Furthermore, tests have been able to confirm that it is possible to optimize the fuel profile along the direction of flow by the premix burner arrangement even in the case of the additional feeding of fuel in the region of the transition piece between swirl generator and mixing tube. In this case, it proved to be especially advantageous to introduce the fuel feed into the axially spreading air/fuel mixture through fuel nozzles pointing perpendicularly to the burner axis. It has been possible to obtain similar good results with a fuel feed in the region of the swirl generator, the additional fuel feed being effected from sides of the sectional conical shells defining the swirl space.
With the measures according to principles of the present invention, compared with the fuel feed practiced up to now, solely from the center of the burner by means of a fuel nozzle which is arranged in the region of the swirl generator and is positioned in the smallest cross section of flow of the swirl generator, the mass flows of the fuel fed to the burner can be adapted for optimizing the burner flow zone.

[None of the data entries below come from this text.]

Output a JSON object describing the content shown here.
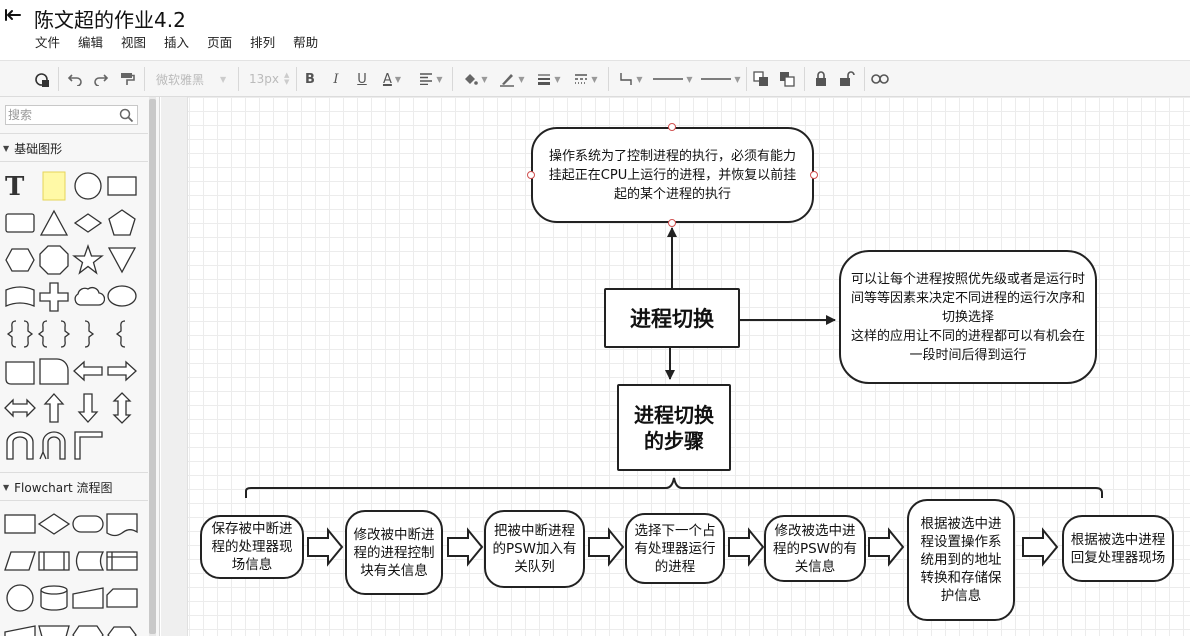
{
  "document": {
    "title": "陈文超的作业4.2"
  },
  "menu": [
    "文件",
    "编辑",
    "视图",
    "插入",
    "页面",
    "排列",
    "帮助"
  ],
  "toolbar": {
    "font_family": "微软雅黑",
    "font_size": "13px",
    "bold_glyph": "B",
    "italic_glyph": "I",
    "underline_glyph": "U",
    "font_color_glyph": "A",
    "colors": {
      "accent": "#3d6fc6",
      "stroke": "#222222",
      "grid": "#ececec"
    }
  },
  "sidebar": {
    "search_placeholder": "搜索",
    "section_basic": "基础图形",
    "section_flowchart": "Flowchart 流程图",
    "basic_shapes": [
      "text-shape",
      "note-shape",
      "circle-shape",
      "rectangle-shape",
      "rounded-rect-shape",
      "triangle-shape",
      "diamond-shape",
      "pentagon-shape",
      "hexagon-shape",
      "octagon-shape",
      "star-shape",
      "inverted-triangle-shape",
      "wave-shape",
      "cross-shape",
      "cloud-shape",
      "speech-bubble-shape",
      "left-brace-shape",
      "bracket-pair-shape",
      "right-brace-shape",
      "small-brace-shape",
      "tape-shape",
      "callout-corner-shape",
      "left-arrow-shape",
      "right-arrow-shape",
      "double-arrow-shape",
      "up-arrow-shape",
      "down-arrow-shape",
      "vertical-double-arrow-shape",
      "u-turn-arrow-shape",
      "u-turn-arrow-2-shape",
      "corner-shape"
    ],
    "flow_shapes": [
      "process-shape",
      "decision-shape",
      "terminator-shape",
      "document-shape",
      "data-shape",
      "predefined-process-shape",
      "stored-data-shape",
      "internal-storage-shape",
      "connector-shape",
      "database-shape",
      "manual-input-shape",
      "card-shape",
      "trapezoid-shape",
      "manual-operation-shape",
      "preparation-shape",
      "hex-preparation-shape"
    ]
  },
  "diagram": {
    "top_note": "操作系统为了控制进程的执行，必须有能力挂起正在CPU上运行的进程，并恢复以前挂起的某个进程的执行",
    "center_title": "进程切换",
    "right_note_line1": "可以让每个进程按照优先级或者是运行时间等等因素来决定不同进程的运行次序和切换选择",
    "right_note_line2": "这样的应用让不同的进程都可以有机会在一段时间后得到运行",
    "steps_title": "进程切换的步骤",
    "steps": [
      "保存被中断进程的处理器现场信息",
      "修改被中断进程的进程控制块有关信息",
      "把被中断进程的PSW加入有关队列",
      "选择下一个占有处理器运行的进程",
      "修改被选中进程的PSW的有关信息",
      "根据被选中进程设置操作系统用到的地址转换和存储保护信息",
      "根据被选中进程回复处理器现场"
    ]
  }
}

It is thus necessary in particular during the operation of gas turbine plants to adapt the combustion process to the respective load point of the gas turbine plant, i.e., the addition of fuel is to be appropriately selected both via the central fuel nozzle oriented along the burner axis and via the further fuel feeds provided radially around the burner axis in the burner housing in order to obtain as homogeneous a fuel/air mixture as possible in the entire cross section of flow. By means of this at least two-stage fuel feed, i.e., the first stage corresponds to the central fuel feed and the second stage corresponds to the fuel feed directed radially inward into the flow zone, distribution of the fuel can be achieved which is optimally adapted to the respective operating or load point of the gas-turbine plant and which leads to low emissions, lower pulsations and, associated therewith, also to a larger operating range of the burner.
The invention is described by way of example below, without restricting the general idea of the invention, with reference to exemplary embodiments and the drawings, in which:

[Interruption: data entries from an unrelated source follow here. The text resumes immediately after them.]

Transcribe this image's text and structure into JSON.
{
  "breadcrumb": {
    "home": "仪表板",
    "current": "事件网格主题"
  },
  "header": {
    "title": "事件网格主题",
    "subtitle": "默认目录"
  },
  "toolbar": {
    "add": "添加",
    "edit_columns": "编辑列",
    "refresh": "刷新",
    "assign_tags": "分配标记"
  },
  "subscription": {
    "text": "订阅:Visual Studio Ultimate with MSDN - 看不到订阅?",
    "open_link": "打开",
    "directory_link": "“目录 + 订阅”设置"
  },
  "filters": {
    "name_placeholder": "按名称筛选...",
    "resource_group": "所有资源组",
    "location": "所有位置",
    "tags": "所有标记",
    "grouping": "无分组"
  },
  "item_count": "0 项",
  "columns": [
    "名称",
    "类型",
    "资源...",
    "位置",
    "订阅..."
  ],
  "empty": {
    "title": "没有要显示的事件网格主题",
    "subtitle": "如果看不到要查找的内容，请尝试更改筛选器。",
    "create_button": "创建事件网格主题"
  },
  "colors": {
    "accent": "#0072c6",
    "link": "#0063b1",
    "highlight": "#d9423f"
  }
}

The premix burner 1 shown in the respective
In the exemplary embodiment according to
In the exemplary embodiment according to
In the exemplary embodiment according to

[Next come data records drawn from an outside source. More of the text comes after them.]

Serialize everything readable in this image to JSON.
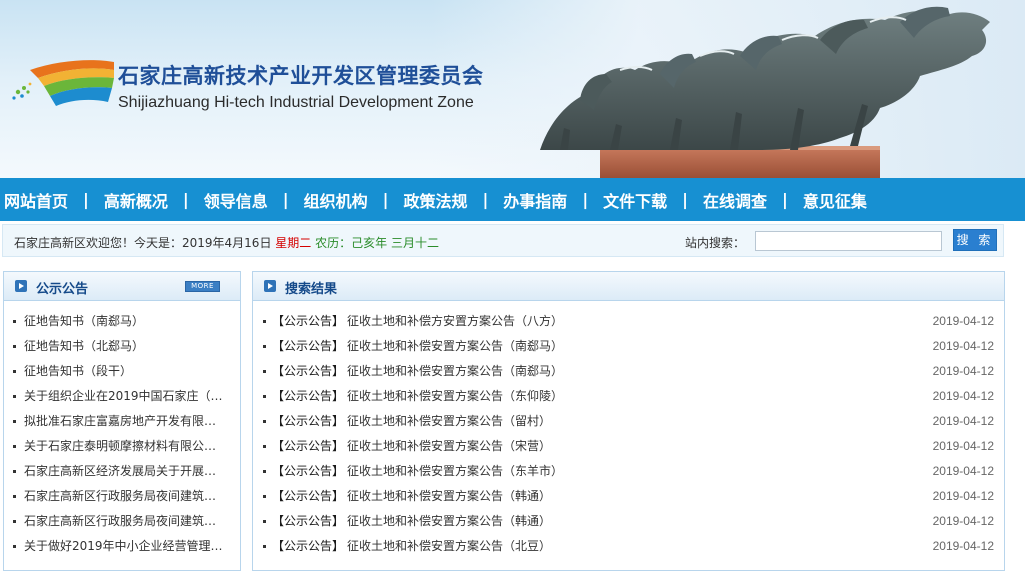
{
  "site": {
    "title_cn": "石家庄高新技术产业开发区管理委员会",
    "title_en": "Shijiazhuang Hi-tech Industrial Development Zone"
  },
  "nav": [
    {
      "label": "网站首页"
    },
    {
      "label": "高新概况"
    },
    {
      "label": "领导信息"
    },
    {
      "label": "组织机构"
    },
    {
      "label": "政策法规"
    },
    {
      "label": "办事指南"
    },
    {
      "label": "文件下载"
    },
    {
      "label": "在线调查"
    },
    {
      "label": "意见征集"
    }
  ],
  "nav_separator": "|",
  "infobar": {
    "welcome_prefix": "石家庄高新区欢迎您！今天是：2019年4月16日",
    "weekday": "星期二",
    "lunar_label": "农历：",
    "lunar_date": "己亥年 三月十二",
    "search_label": "站内搜索：",
    "search_value": "",
    "search_button": "搜 索"
  },
  "left_panel": {
    "title": "公示公告",
    "more_label": "MORE",
    "items": [
      "征地告知书（南郄马）",
      "征地告知书（北郄马）",
      "征地告知书（段干）",
      "关于组织企业在2019中国石家庄（…",
      "拟批准石家庄富嘉房地产开发有限…",
      "关于石家庄泰明顿摩擦材料有限公…",
      "石家庄高新区经济发展局关于开展…",
      "石家庄高新区行政服务局夜间建筑…",
      "石家庄高新区行政服务局夜间建筑…",
      "关于做好2019年中小企业经营管理…"
    ]
  },
  "right_panel": {
    "title": "搜索结果",
    "results": [
      {
        "tag": "【公示公告】",
        "title": "征收土地和补偿方安置方案公告（八方）",
        "date": "2019-04-12"
      },
      {
        "tag": "【公示公告】",
        "title": "征收土地和补偿安置方案公告（南郄马）",
        "date": "2019-04-12"
      },
      {
        "tag": "【公示公告】",
        "title": "征收土地和补偿安置方案公告（南郄马）",
        "date": "2019-04-12"
      },
      {
        "tag": "【公示公告】",
        "title": "征收土地和补偿安置方案公告（东仰陵）",
        "date": "2019-04-12"
      },
      {
        "tag": "【公示公告】",
        "title": "征收土地和补偿安置方案公告（留村）",
        "date": "2019-04-12"
      },
      {
        "tag": "【公示公告】",
        "title": "征收土地和补偿安置方案公告（宋营）",
        "date": "2019-04-12"
      },
      {
        "tag": "【公示公告】",
        "title": "征收土地和补偿安置方案公告（东羊市）",
        "date": "2019-04-12"
      },
      {
        "tag": "【公示公告】",
        "title": "征收土地和补偿安置方案公告（韩通）",
        "date": "2019-04-12"
      },
      {
        "tag": "【公示公告】",
        "title": "征收土地和补偿安置方案公告（韩通）",
        "date": "2019-04-12"
      },
      {
        "tag": "【公示公告】",
        "title": "征收土地和补偿安置方案公告（北豆）",
        "date": "2019-04-12"
      }
    ]
  },
  "colors": {
    "nav_bg": "#1790d2",
    "title_blue": "#1f4f98",
    "weekday_red": "#d40000",
    "lunar_green": "#2a8c2a",
    "button_blue": "#2a7fd0"
  }
}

Finally, the exemplary embodiment according to
In principle, it is possible to combine the different possible arrangements of the further fuel feeds 13 as described in detail with respect to
By measures according to principles of the present invention, of the additional fuel feed, the following advantages can be achieved:
While the invention has been described in detail with reference to exemplary embodiments thereof, it will be apparent to one skilled in the art that various changes can be made, and equivalents employed, without departing from the scope of the invention. The foregoing description of the preferred embodiments of the invention has been presented for purposes of illustration and description. It is not intended to be exhaustive or to limit the invention to the precise form disclosed, and modifications and variations are possible in light of the above teachings or may be acquired from practice of the invention. The embodiments were chosen and described in order to explain the principles of the invention and its practical application to enable one skilled in the art to utilize the invention in various embodiments as are suited to the particular use contemplated. It is intended that the scope of the invention be defined by the claims appended hereto, and their equivalents. The entirety of each of the aforementioned documents is incorporated by reference herein.